A blank Trello board can cause you to stop in your tracks. In some ways it’s a fresh canvas, ready for your ideas. But on the other hand it feels like there’s just so much to organize. Where to start?
Here are the conventions that make for a truly successful board: one that’s easy to understand, that keeps your team on the same page, and that ensures tasks never fall through the cracks.
Get Started… In Style
You know the ins and outs of Trello. You’ve learned the keyboard shortcuts and looked at the inspirational boards. You’ve got your team on board (ha) and you’re ready to collaborate on your next awesome project using Trello.
Maybe you should see if you’ve gotten any new emails… no, stay focused. Add a cool background. Everyone feels more productive when looking at a cool background.
Start With Lists And Move Left To Right
Every card on a Trello board has to be in a list, so before making any cards, think about the workflow for your board. If a board is storing information, like our employee manual, use lists to organize your cards by topic.
Alternatively, you might be keeping track of a process, like a CRM pipeline—in that case, use lists to clearly show the different stages your cards might be in.
Without a clear workflow, it’s hard to know where a card should be. Does this article I’m writing go in “Ideas” or “Currently Researching?”
One way to make a workflow clear is to try and always move cards from left to right, even if you skip some lists along the way. Moving a card left should represent a step backwards—maybe you decided not to do this yet, or you need to do more research. That way, your board becomes a timeline, and you can easily see what’s happening when.
Make It Obvious How To Use The Board
Teamwork is only effective if everyone is on the same page. Whoever’s in charge of a project might see a board every day, but people on other teams might only check in occasionally. Imagine you’re seeing your board for the first time. How quickly can you figure out what’s going on?
After the title, the top left card is the first one you’re going to see. Use that card to explain what’s going on with the board to anyone who doesn’t use it regularly. You can find a good example of this on our company overview board.
Here’s another question to ask yourself: where on the board do I go if I have questions?
Make a clear place for incoming tasks, whether that’s questions from other teams or tasks that haven’t been assigned yet. An ‘incoming’ list gives your team a way to keep an eye on what’s on the horizon, makes it clear which cards haven’t been addressed yet, and also provides a place for your boss to ask questions, without having to leave Trello.

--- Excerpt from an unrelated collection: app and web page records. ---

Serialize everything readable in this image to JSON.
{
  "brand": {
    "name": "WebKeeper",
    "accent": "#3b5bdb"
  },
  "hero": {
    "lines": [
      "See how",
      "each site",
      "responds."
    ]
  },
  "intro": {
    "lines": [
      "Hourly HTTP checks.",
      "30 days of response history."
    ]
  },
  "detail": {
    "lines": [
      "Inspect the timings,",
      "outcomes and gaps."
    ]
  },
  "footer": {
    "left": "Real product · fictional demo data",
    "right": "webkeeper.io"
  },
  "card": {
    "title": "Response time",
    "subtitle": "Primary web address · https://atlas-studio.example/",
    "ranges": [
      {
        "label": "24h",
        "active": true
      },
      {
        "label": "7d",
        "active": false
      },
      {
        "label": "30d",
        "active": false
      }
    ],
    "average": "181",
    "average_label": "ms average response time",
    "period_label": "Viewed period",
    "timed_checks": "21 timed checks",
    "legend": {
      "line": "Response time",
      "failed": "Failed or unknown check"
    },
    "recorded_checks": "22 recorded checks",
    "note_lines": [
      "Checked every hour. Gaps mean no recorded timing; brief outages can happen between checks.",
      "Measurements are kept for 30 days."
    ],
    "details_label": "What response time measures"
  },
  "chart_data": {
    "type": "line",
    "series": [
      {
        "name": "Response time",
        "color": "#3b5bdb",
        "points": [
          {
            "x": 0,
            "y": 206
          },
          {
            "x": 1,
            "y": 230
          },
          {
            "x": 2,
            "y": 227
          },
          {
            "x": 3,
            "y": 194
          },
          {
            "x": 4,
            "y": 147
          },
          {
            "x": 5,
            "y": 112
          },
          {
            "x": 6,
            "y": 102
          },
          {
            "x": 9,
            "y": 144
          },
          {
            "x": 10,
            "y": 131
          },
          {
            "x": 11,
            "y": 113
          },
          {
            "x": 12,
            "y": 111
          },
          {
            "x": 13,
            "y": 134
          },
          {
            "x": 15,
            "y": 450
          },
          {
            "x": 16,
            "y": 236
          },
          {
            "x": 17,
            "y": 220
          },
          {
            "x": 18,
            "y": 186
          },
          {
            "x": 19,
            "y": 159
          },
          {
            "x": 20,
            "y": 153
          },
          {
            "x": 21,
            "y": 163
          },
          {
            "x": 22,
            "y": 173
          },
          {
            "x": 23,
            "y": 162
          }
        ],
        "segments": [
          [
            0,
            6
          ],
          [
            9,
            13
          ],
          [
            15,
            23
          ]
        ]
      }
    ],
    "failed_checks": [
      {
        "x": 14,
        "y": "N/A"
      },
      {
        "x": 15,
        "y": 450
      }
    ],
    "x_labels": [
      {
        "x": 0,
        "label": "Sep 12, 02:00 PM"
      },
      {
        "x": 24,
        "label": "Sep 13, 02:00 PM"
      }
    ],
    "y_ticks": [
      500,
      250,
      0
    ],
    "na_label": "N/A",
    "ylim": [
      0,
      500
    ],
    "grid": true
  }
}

Of course, prevention is the best medicine, so use clear list titles to make a board so obvious that anyone can understand how it works at first glance.
Know Who’s Accountable For The Board
The best workflow in the world will still fail if no-one’s keeping an eye on it. Assign someone to be in charge of a board, or switch off the duty from week to week. This person can follow up on cards that haven’t moved in a while, and make sure new cards are in the right place.
You can also give this job to Trello—turn on card aging, and any card that hasn’t been edited or moved in the last week will start to fade. This way, you can give responsibility to your team as a whole—if anyone notices a new card, or a faded one, they should take ownership and follow up with that task.
Card aging in Trello: The tan “crinkly paper” cards indicate they have not been edited recently.
As your team gets started with a new Trello board, be sure that someone (or some group of people) is keeping an eye on the board as a whole.
Don’t Let Dead Tasks Sit Around
Don’t let your board become a graveyard for dead cards. Keep things fresh by clearing your ‘Done’ list every week or so. Some teams like to move the list to another board, so they can scroll through everything that was accomplished each week. Other teams archive the cards.
Every card on your board represents something you want to be aware of. Declutter your boards, so you can easily see what matters and what doesn’t. Whether archived or moved, those cards will still be searchable if you need to look something up again.
Adapt Your Board As Processes Change
There’s no need for a board to be perfect on the first try—in fact, it’s a good idea to come up with a basic framework, then tweak it based on what’s best for your team. If a workflow’s not sticking, figure out why. Perhaps there’s no place on the board for blocked tasks, or _maybe_ you need to kick your dirty habit of defaulting back to email.
In particular, don’t be afraid to zoom out or in on a task. Maybe that three-column board can become a card with a checklist. Or, if a card’s getting unwieldy, maybe it’s time for that card to become its own board.
Sometimes a checklist gets so big that it actually needs to become a board:
Your projects keep changing, so what’s wrong with your boards changing to match those priorities?
In the end, the great (and sometimes intimidating) part about Trello is that you can customize it to fit any workflow. You’re not completely on your own, though—the inspiration page is full of examples that have worked for others. Even if there’s not a board that fits your exact situation, you can get creative.
Does your search for the perfect wedding caterer look a lot like a job search? Perhaps foodie finds is organized similarly to your list of fun, local things you’d like to do. And taking a client’s orders for a design follows a pipeline similar to bicycle repair.
Figure out what works for your team. You’ll know you’ve nailed it when you can’t imagine going anywhere else but your board for information.